Gisela Torina & colleagues at work on a project. Torino also believes that AV can learn some things from how IT professionals approach projects. “In IT, the needs analysis results from a thorough investigation of how the client is going to use the system, and this completely determines the choice of equipment. However, in AV, sometimes we get carried away with technology for its own sake: ‘we have all of this technology, we can do all of these fancy things,’ but at the end of the day, can the client use it? I think we still need to get stronger on how we approach the final product by adding emphasis on how the system conforms to the user’s requirements.”

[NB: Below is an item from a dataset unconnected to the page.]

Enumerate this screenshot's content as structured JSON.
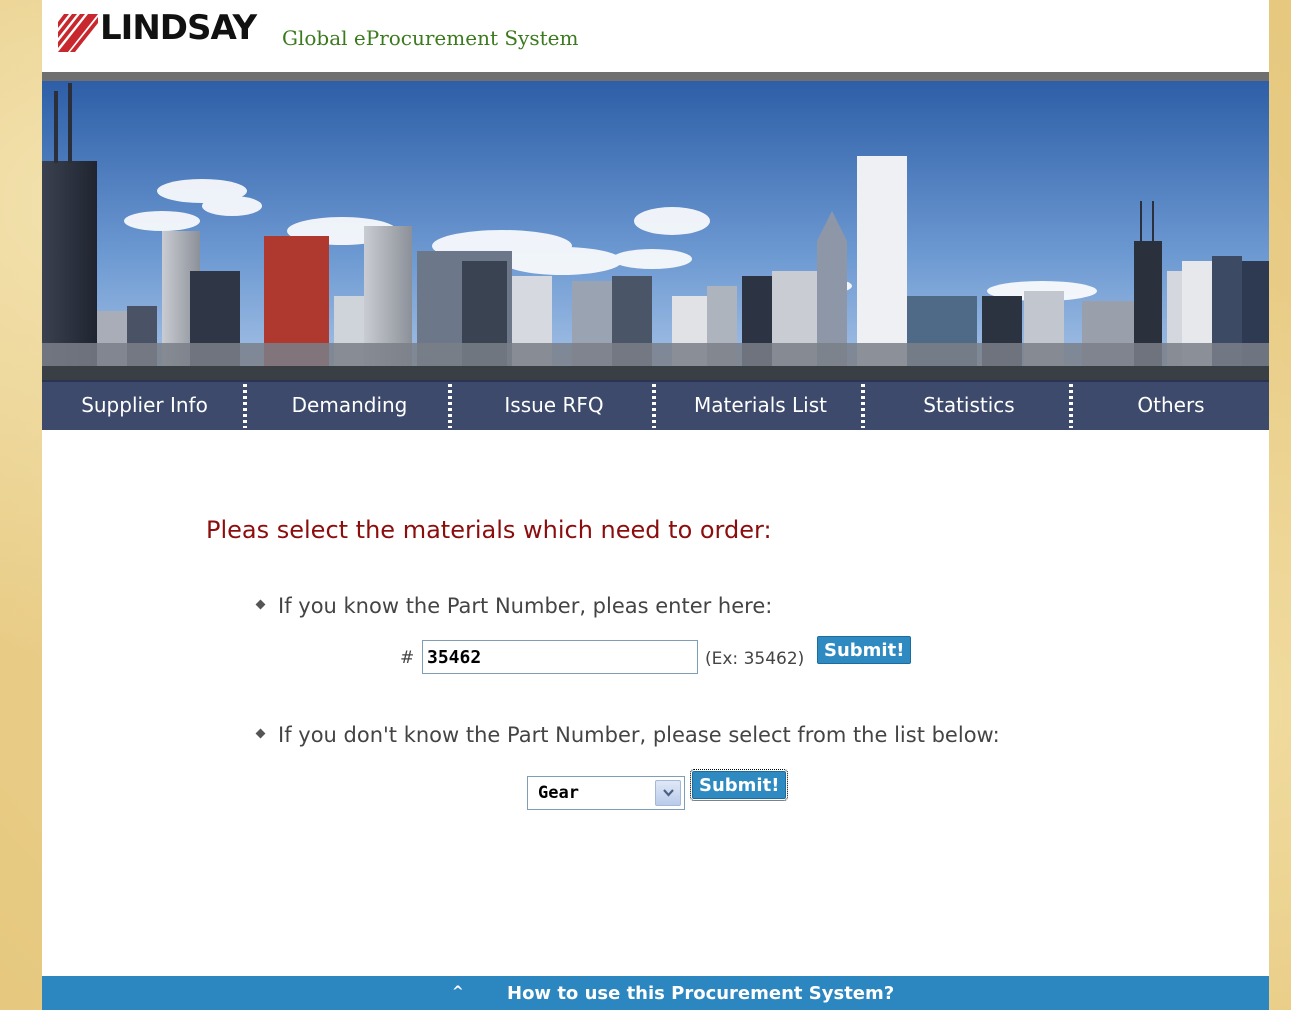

She also knows that tech managers, who are sometimes the end users, play a role in how successful a project turns out, and Torino urges them to push for the best results—even if those results don’t seem possible in the beginning. “Technology managers are starting to realize how much power they have, which is excellent because they are the ones that really shape the industry,” she said. “The best systems, sometimes, come out of very specific needs of the clients. I would say that it’s very important for them to very clearly communicate what they’re looking for. A unique challenge with a clear purpose could lead to innovation.” This ties back into conducting a thorough needs analysis and requires designers, integrators, and tech managers to hash out the gritty details, especially since the same set of equipment can be configured to achieve many different things and have a big stake in how everything turns out.”
Carolyn Heinze is a regular AV Technology contributor.